▸ **Your goal**: Give the records again, every one, exactly.

▸ **Data**:
%%
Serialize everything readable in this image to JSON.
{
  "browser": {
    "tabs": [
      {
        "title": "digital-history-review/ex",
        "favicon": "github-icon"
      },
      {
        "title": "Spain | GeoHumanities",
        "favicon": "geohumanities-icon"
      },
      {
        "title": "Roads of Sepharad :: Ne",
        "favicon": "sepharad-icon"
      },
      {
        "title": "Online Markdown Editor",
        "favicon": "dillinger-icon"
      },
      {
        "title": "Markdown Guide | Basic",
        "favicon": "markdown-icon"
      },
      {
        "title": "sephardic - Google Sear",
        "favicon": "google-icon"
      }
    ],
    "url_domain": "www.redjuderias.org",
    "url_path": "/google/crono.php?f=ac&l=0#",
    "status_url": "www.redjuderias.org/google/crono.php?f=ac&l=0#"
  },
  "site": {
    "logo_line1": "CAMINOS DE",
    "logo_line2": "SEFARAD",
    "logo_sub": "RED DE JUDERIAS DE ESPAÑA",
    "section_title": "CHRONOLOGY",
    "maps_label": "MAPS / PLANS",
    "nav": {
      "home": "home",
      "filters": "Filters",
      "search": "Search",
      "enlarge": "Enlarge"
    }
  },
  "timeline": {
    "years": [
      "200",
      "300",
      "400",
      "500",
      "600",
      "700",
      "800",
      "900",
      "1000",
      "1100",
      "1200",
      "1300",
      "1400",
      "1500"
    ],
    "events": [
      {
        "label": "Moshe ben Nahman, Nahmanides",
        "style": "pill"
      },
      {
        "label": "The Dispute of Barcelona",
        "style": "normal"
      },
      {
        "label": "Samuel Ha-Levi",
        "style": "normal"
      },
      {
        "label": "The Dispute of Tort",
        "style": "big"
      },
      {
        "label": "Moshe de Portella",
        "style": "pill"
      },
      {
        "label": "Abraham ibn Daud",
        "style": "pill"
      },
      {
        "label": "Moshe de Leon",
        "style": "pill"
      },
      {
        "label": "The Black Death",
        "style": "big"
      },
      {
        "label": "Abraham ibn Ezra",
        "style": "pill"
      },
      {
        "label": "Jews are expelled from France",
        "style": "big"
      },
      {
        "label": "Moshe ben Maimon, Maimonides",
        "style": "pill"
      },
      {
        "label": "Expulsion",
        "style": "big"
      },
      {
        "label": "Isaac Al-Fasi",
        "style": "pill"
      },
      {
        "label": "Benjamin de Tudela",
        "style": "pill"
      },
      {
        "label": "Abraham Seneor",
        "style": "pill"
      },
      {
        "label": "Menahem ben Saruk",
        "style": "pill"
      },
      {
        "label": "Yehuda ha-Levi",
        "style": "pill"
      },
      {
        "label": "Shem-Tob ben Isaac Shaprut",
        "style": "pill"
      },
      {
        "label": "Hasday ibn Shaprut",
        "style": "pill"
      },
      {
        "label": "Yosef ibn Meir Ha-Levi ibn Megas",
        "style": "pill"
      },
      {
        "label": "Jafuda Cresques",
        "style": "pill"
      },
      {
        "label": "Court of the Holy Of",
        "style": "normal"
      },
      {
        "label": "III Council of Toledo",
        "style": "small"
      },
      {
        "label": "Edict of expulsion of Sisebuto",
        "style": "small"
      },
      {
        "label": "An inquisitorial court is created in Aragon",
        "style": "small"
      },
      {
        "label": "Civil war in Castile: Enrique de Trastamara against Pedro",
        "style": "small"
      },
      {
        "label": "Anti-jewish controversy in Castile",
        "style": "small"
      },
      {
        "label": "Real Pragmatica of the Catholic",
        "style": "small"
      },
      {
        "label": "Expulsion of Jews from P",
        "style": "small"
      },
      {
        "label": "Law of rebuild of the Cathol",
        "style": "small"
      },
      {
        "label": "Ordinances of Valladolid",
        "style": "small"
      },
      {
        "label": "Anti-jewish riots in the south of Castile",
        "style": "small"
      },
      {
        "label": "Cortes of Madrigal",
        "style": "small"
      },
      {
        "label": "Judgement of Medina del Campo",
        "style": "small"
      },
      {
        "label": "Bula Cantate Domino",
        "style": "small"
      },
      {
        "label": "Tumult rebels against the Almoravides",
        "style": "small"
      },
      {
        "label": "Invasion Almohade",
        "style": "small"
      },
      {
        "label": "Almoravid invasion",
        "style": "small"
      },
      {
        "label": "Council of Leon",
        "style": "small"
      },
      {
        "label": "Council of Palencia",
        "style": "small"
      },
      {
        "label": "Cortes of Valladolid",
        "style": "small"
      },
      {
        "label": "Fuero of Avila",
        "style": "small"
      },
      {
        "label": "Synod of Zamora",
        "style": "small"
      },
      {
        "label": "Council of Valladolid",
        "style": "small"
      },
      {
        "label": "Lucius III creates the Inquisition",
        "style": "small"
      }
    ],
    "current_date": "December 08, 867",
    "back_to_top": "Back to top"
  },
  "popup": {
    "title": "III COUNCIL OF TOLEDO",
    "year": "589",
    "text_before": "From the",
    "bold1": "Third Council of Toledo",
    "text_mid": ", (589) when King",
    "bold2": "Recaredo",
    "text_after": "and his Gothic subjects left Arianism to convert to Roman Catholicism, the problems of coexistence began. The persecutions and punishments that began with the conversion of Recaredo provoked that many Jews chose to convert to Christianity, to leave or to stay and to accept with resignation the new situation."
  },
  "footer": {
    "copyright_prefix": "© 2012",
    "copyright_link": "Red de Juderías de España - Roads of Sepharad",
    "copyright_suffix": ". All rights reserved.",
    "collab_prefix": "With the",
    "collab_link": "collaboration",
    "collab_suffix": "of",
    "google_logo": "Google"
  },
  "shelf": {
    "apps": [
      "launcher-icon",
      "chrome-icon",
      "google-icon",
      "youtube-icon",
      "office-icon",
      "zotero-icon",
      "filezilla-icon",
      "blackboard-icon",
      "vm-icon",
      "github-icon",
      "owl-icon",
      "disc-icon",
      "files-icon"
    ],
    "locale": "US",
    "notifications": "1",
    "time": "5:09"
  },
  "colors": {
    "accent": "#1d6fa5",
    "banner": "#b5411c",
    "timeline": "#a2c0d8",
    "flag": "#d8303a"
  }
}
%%
▸ **Solution to the exercise**:
Serialize everything readable in this image to JSON.
{
  "browser": {
    "tabs": [
      {
        "title": "digital-history-review/ex",
        "favicon": "github-icon"
      },
      {
        "title": "Spain | GeoHumanities",
        "favicon": "geohumanities-icon"
      },
      {
        "title": "Roads of Sepharad :: Ne",
        "favicon": "sepharad-icon"
      },
      {
        "title": "Online Markdown Editor",
        "favicon": "dillinger-icon"
      },
      {
        "title": "Markdown Guide | Basic",
        "favicon": "markdown-icon"
      },
      {
        "title": "sephardic - Google Sear",
        "favicon": "google-icon"
      }
    ],
    "url_domain": "www.redjuderias.org",
    "url_path": "/google/crono.php?f=ac&l=0#",
    "status_url": "www.redjuderias.org/google/crono.php?f=ac&l=0#"
  },
  "site": {
    "logo_line1": "CAMINOS DE",
    "logo_line2": "SEFARAD",
    "logo_sub": "RED DE JUDERIAS DE ESPAÑA",
    "section_title": "CHRONOLOGY",
    "maps_label": "MAPS / PLANS",
    "nav": {
      "home": "home",
      "filters": "Filters",
      "search": "Search",
      "enlarge": "Enlarge"
    }
  },
  "timeline": {
    "years": [
      "200",
      "300",
      "400",
      "500",
      "600",
      "700",
      "800",
      "900",
      "1000",
      "1100",
      "1200",
      "1300",
      "1400",
      "1500"
    ],
    "events": [
      {
        "label": "Moshe ben Nahman, Nahmanides",
        "style": "pill"
      },
      {
        "label": "The Dispute of Barcelona",
        "style": "normal"
      },
      {
        "label": "Samuel Ha-Levi",
        "style": "normal"
      },
      {
        "label": "The Dispute of Tort",
        "style": "big"
      },
      {
        "label": "Moshe de Portella",
        "style": "pill"
      },
      {
        "label": "Abraham ibn Daud",
        "style": "pill"
      },
      {
        "label": "Moshe de Leon",
        "style": "pill"
      },
      {
        "label": "The Black Death",
        "style": "big"
      },
      {
        "label": "Abraham ibn Ezra",
        "style": "pill"
      },
      {
        "label": "Jews are expelled from France",
        "style": "big"
      },
      {
        "label": "Moshe ben Maimon, Maimonides",
        "style": "pill"
      },
      {
        "label": "Expulsion",
        "style": "big"
      },
      {
        "label": "Isaac Al-Fasi",
        "style": "pill"
      },
      {
        "label": "Benjamin de Tudela",
        "style": "pill"
      },
      {
        "label": "Abraham Seneor",
        "style": "pill"
      },
      {
        "label": "Menahem ben Saruk",
        "style": "pill"
      },
      {
        "label": "Yehuda ha-Levi",
        "style": "pill"
      },
      {
        "label": "Shem-Tob ben Isaac Shaprut",
        "style": "pill"
      },
      {
        "label": "Hasday ibn Shaprut",
        "style": "pill"
      },
      {
        "label": "Yosef ibn Meir Ha-Levi ibn Megas",
        "style": "pill"
      },
      {
        "label": "Jafuda Cresques",
        "style": "pill"
      },
      {
        "label": "Court of the Holy Of",
        "style": "normal"
      },
      {
        "label": "III Council of Toledo",
        "style": "small"
      },
      {
        "label": "Edict of expulsion of Sisebuto",
        "style": "small"
      },
      {
        "label": "An inquisitorial court is created in Aragon",
        "style": "small"
      },
      {
        "label": "Civil war in Castile: Enrique de Trastamara against Pedro",
        "style": "small"
      },
      {
        "label": "Anti-jewish controversy in Castile",
        "style": "small"
      },
      {
        "label": "Real Pragmatica of the Catholic",
        "style": "small"
      },
      {
        "label": "Expulsion of Jews from P",
        "style": "small"
      },
      {
        "label": "Law of rebuild of the Cathol",
        "style": "small"
      },
      {
        "label": "Ordinances of Valladolid",
        "style": "small"
      },
      {
        "label": "Anti-jewish riots in the south of Castile",
        "style": "small"
      },
      {
        "label": "Cortes of Madrigal",
        "style": "small"
      },
      {
        "label": "Judgement of Medina del Campo",
        "style": "small"
      },
      {
        "label": "Bula Cantate Domino",
        "style": "small"
      },
      {
        "label": "Tumult rebels against the Almoravides",
        "style": "small"
      },
      {
        "label": "Invasion Almohade",
        "style": "small"
      },
      {
        "label": "Almoravid invasion",
        "style": "small"
      },
      {
        "label": "Council of Leon",
        "style": "small"
      },
      {
        "label": "Council of Palencia",
        "style": "small"
      },
      {
        "label": "Cortes of Valladolid",
        "style": "small"
      },
      {
        "label": "Fuero of Avila",
        "style": "small"
      },
      {
        "label": "Synod of Zamora",
        "style": "small"
      },
      {
        "label": "Council of Valladolid",
        "style": "small"
      },
      {
        "label": "Lucius III creates the Inquisition",
        "style": "small"
      }
    ],
    "current_date": "December 08, 867",
    "back_to_top": "Back to top"
  },
  "popup": {
    "title": "III COUNCIL OF TOLEDO",
    "year": "589",
    "text_before": "From the",
    "bold1": "Third Council of Toledo",
    "text_mid": ", (589) when King",
    "bold2": "Recaredo",
    "text_after": "and his Gothic subjects left Arianism to convert to Roman Catholicism, the problems of coexistence began. The persecutions and punishments that began with the conversion of Recaredo provoked that many Jews chose to convert to Christianity, to leave or to stay and to accept with resignation the new situation."
  },
  "footer": {
    "copyright_prefix": "© 2012",
    "copyright_link": "Red de Juderías de España - Roads of Sepharad",
    "copyright_suffix": ". All rights reserved.",
    "collab_prefix": "With the",
    "collab_link": "collaboration",
    "collab_suffix": "of",
    "google_logo": "Google"
  },
  "shelf": {
    "apps": [
      "launcher-icon",
      "chrome-icon",
      "google-icon",
      "youtube-icon",
      "office-icon",
      "zotero-icon",
      "filezilla-icon",
      "blackboard-icon",
      "vm-icon",
      "github-icon",
      "owl-icon",
      "disc-icon",
      "files-icon"
    ],
    "locale": "US",
    "notifications": "1",
    "time": "5:09"
  },
  "colors": {
    "accent": "#1d6fa5",
    "banner": "#b5411c",
    "timeline": "#a2c0d8",
    "flag": "#d8303a"
  }
}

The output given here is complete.